SI.com’s Grant Wahl tells the story of Nick Pugliese, the only American playing professional soccer in Afghanistan. A year ago, Pugliese graduated from Williams, where he had been captain of the school’s soccer team. In the year since, he took a job with a telecom company in Kabul only to leave soon thereafter to make far less money -- $300 per month -- playing professional soccer for a team called Ferozi FC that went on to win Afghanistan’s domestic cup.
To be sure, it’s quite an adventure, and one that is being captured on Pugliese’s thoughtful blog, “Nick Plays Football in Kabul.” But why is he doing it? "I'm using it as a way to explore the types of lives that young men are living in Kabul, which is probably different from what you see portrayed in the day-to-day media," the Rochester, N.Y., native tells SI. "The interesting question to me is why I've been accepted as a member of the community in spite of or because of my status as an American. Through these soccer teammates, I've become part of the community."
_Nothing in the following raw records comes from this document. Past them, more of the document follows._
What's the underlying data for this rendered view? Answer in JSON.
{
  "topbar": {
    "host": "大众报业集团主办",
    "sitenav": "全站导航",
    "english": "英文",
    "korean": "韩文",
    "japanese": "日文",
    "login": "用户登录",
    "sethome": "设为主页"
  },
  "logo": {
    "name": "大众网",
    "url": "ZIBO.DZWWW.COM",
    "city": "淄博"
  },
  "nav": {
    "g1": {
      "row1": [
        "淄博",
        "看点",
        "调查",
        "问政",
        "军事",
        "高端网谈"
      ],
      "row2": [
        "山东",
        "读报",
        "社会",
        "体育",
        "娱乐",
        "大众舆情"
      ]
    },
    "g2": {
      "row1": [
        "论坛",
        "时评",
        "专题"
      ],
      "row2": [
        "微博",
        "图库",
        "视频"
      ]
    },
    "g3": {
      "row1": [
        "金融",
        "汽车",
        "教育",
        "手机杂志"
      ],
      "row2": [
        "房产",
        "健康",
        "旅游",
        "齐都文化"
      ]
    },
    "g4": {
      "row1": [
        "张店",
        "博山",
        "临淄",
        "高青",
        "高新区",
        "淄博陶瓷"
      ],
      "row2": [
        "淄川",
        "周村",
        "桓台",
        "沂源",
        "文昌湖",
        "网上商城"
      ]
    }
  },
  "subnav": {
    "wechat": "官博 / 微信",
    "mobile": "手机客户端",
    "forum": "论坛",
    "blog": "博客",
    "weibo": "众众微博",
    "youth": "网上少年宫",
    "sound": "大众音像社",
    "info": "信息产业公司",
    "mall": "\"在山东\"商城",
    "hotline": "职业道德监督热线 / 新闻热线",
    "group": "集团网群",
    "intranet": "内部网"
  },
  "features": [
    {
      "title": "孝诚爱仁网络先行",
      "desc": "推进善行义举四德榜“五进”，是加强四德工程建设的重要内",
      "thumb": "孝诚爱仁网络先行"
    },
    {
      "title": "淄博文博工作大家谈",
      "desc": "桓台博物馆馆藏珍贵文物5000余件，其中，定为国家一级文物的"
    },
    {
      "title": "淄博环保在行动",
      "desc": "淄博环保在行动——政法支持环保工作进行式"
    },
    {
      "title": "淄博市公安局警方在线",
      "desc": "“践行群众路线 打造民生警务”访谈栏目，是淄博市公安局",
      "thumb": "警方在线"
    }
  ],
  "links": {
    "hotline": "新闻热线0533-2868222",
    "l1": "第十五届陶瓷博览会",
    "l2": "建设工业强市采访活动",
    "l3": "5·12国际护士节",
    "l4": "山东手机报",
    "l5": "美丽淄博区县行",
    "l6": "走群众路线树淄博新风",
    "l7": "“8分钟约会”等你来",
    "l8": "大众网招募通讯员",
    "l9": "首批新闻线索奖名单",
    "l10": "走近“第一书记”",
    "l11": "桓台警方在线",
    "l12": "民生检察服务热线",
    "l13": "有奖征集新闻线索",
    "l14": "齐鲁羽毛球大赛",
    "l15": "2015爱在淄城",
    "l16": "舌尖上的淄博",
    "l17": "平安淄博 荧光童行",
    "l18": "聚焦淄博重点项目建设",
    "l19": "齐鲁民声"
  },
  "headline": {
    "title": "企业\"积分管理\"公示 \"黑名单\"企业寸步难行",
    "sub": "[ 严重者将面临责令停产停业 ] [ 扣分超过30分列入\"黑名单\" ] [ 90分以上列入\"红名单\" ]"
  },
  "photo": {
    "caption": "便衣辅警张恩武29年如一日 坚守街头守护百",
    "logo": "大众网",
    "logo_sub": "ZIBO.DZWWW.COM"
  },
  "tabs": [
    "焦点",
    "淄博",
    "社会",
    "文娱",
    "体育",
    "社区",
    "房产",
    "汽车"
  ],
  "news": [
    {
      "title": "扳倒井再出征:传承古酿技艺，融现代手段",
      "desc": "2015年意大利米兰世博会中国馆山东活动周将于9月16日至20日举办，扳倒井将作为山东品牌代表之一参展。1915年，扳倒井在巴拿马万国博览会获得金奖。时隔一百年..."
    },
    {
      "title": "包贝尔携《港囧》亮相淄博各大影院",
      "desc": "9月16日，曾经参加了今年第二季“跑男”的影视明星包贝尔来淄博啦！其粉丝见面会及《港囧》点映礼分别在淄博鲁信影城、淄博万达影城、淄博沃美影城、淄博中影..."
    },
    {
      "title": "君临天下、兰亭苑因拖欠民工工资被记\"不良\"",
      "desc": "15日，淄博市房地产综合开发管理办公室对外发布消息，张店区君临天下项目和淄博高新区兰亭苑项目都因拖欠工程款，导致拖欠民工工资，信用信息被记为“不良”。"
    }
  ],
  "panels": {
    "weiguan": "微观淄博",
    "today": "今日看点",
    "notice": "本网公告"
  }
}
Pugliese points out that he has melted the social barriers through soccer: "It speaks to the power of: Can you play or not? Can you help my team win? If so, you're valued," he says. "That's been one of the most positive things I've experienced here. If you're valued on a soccer field, that opens so many opportunities to be seen as valuable as a person and to actually form friendships. Soccer is the link. I think my trying to be as humorous as possible and laughing at things is the second link. Then you spend time together, and it's easy to find things to relate over, even if you can't communicate it through words."